As in life, there are moments of heart-breaking despair adding shade to the sunny optimism and whimsical jollity throughout. In one such scene, Diana presents photos of their former life in Nairobi to young son Jonathan who asks, “Can we go to Africa, Daddy?”

Unable to explain his plight to the youngster, he stifles tears of anguish as a watery-eyed Diana can say only, “I’m so sorry”. “So am I”, Robin softly replies.

Some years later, Robin teams up with Doctor Clement Aitken and together they tour Europe, demonstrating the custom made wheelchair. Particularly shocking is their visit to a German hospital where disabled patients are maintained in what looks like a futuristic, white-washed morgue. If you didn’t know this is a true story, you wouldn’t believe it.

The film, which on the whole is a little too rose-tinted, benefits from stark, impactful reminders of the ways disabled people were viewed, treated and constricted. However, it lacks detail and grit, failing to depict the daily grind of real life, the mental strain and tensions within relationships.
While the central performances are commendable, they fail to achieve the same conviction and reaction as those of Eddie Redmayne and Felicity Jones in the comparable The Theory of Everything (2014).

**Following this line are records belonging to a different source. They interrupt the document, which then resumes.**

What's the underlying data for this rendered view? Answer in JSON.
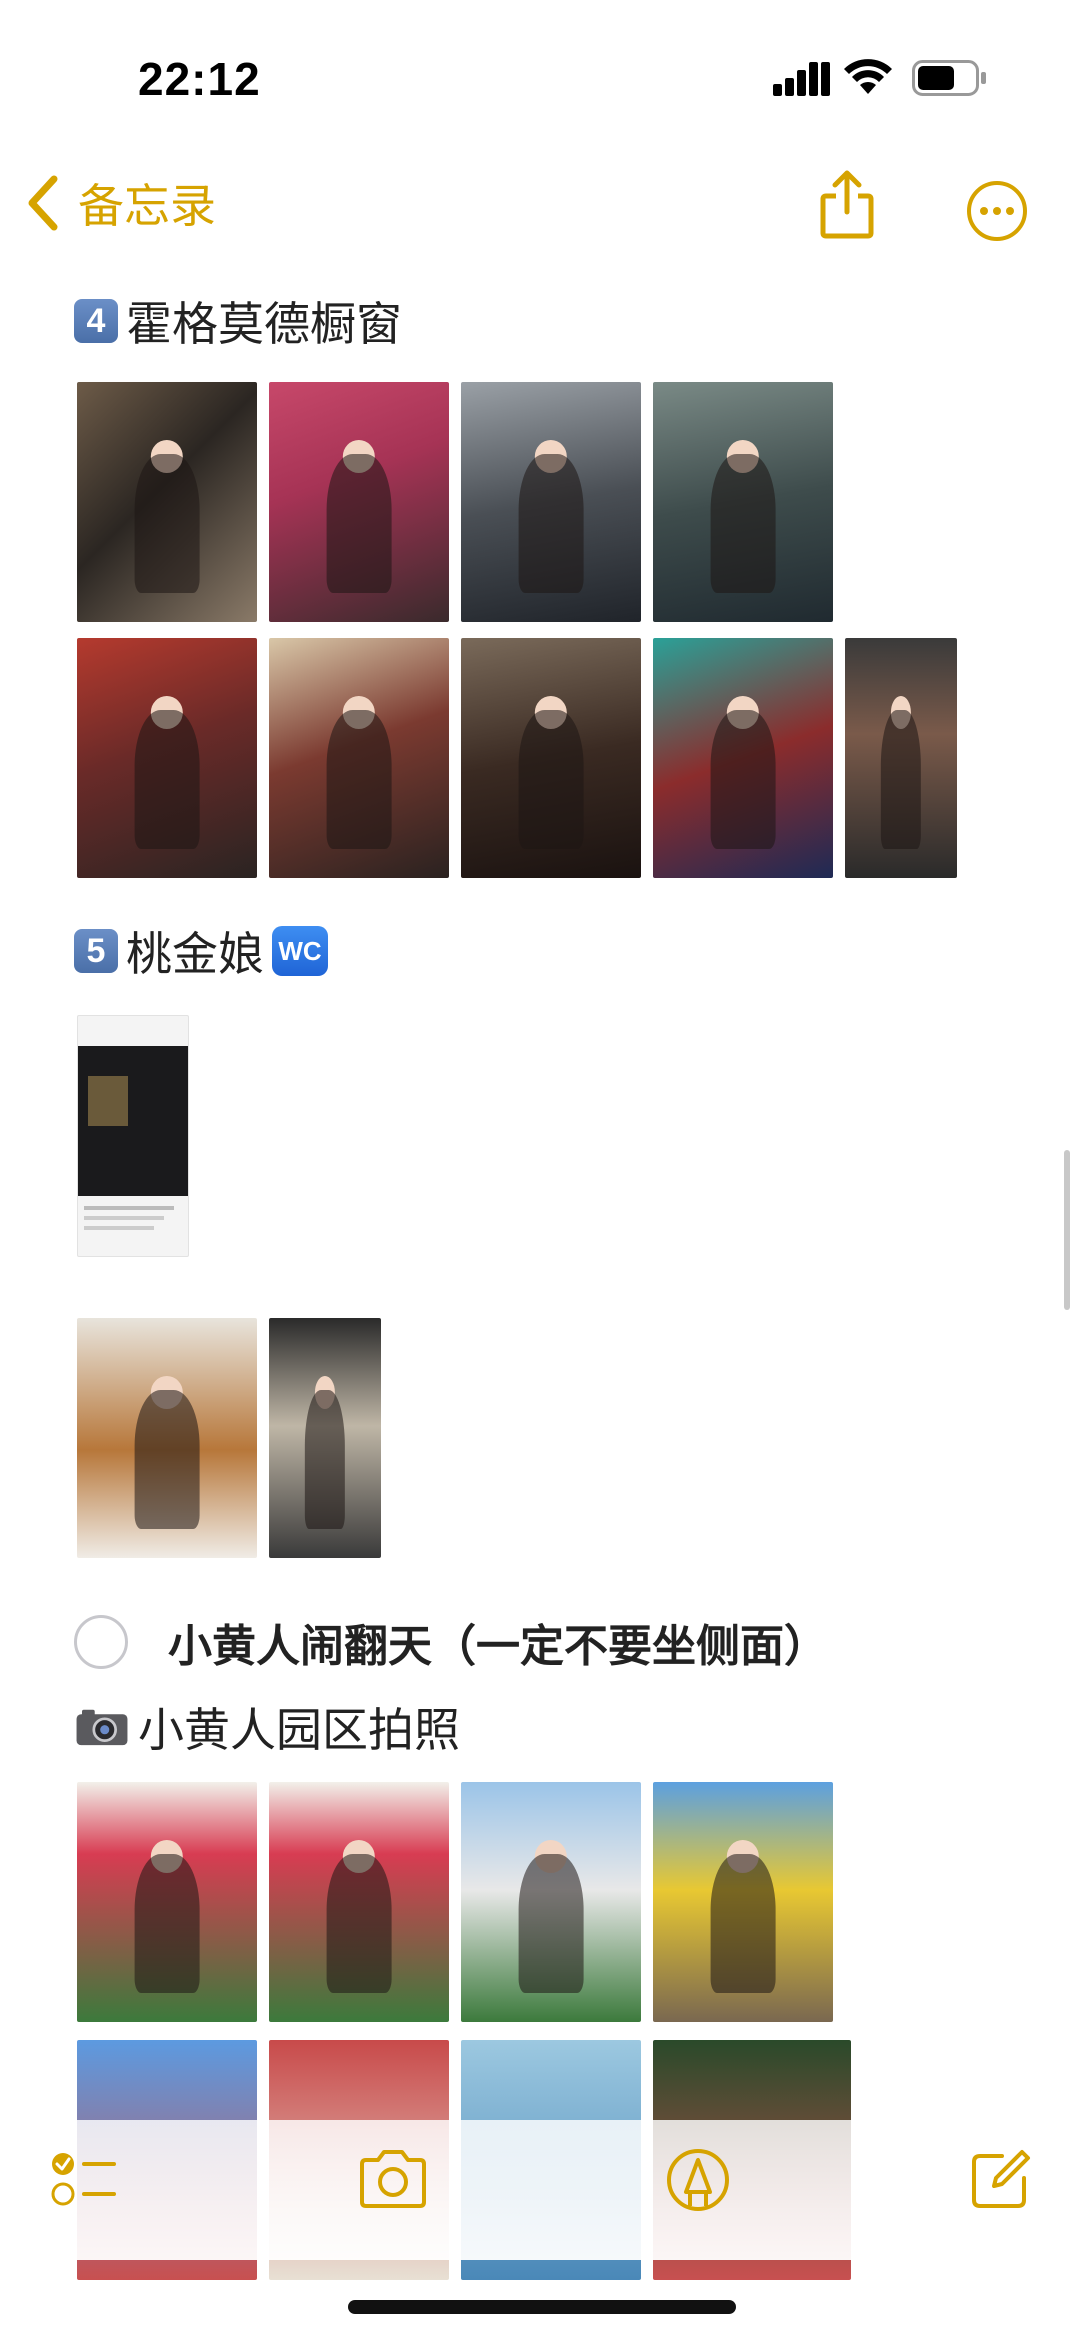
{
  "status": {
    "time": "22:12"
  },
  "nav": {
    "back_label": "备忘录"
  },
  "sections": [
    {
      "badge": "4",
      "title": "霍格莫德橱窗"
    },
    {
      "badge": "5",
      "title": "桃金娘",
      "trailing_badge": "WC"
    }
  ],
  "todo": {
    "text": "小黄人闹翻天（一定不要坐侧面）",
    "checked": false
  },
  "photo_section": {
    "title": "小黄人园区拍照"
  },
  "icons": {
    "back": "chevron-left-icon",
    "share": "share-icon",
    "more": "ellipsis-circle-icon",
    "checklist": "checklist-icon",
    "camera": "camera-icon",
    "markup": "markup-pen-icon",
    "compose": "compose-icon"
  },
  "accent_color": "#d6a300"
}
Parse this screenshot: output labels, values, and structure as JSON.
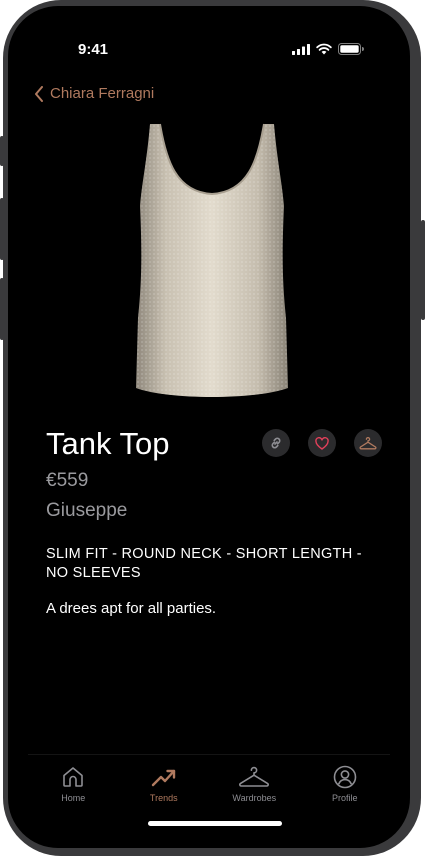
{
  "status_bar": {
    "time": "9:41"
  },
  "nav": {
    "back_label": "Chiara Ferragni"
  },
  "product": {
    "name": "Tank Top",
    "price": "€559",
    "brand": "Giuseppe",
    "specs": "SLIM FIT - ROUND NECK - SHORT LENGTH - NO SLEEVES",
    "description": "A drees apt for all parties.",
    "image": "sequin-tank-top-image"
  },
  "actions": [
    {
      "icon": "link-icon"
    },
    {
      "icon": "heart-icon"
    },
    {
      "icon": "hanger-icon"
    }
  ],
  "tabbar": {
    "tabs": [
      {
        "label": "Home",
        "icon": "home-icon",
        "active": false
      },
      {
        "label": "Trends",
        "icon": "trend-up-icon",
        "active": true
      },
      {
        "label": "Wardrobes",
        "icon": "hanger-icon",
        "active": false
      },
      {
        "label": "Profile",
        "icon": "profile-icon",
        "active": false
      }
    ]
  },
  "colors": {
    "accent": "#b07a5f",
    "background": "#000000",
    "muted": "#9a9a9e"
  }
}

Nevertheless, Breathe no doubt remains an inspiring tribute to the highly influential innovator Robin Cavendish and his triumph over adversity. His story has been realised with love, affection and sincerity, quite literally since the producer, Jonathan Cavendish, is his son.

*This article can also be found on the Muscular Dystrophy Trailblazers website.*


You might also be interested to read:

My Interview with disabled actor Daniel Baker, who has Duchenne Muscular Dystrophy

My Interview with Emmerdale Actor James Moore, who has cerebral palsy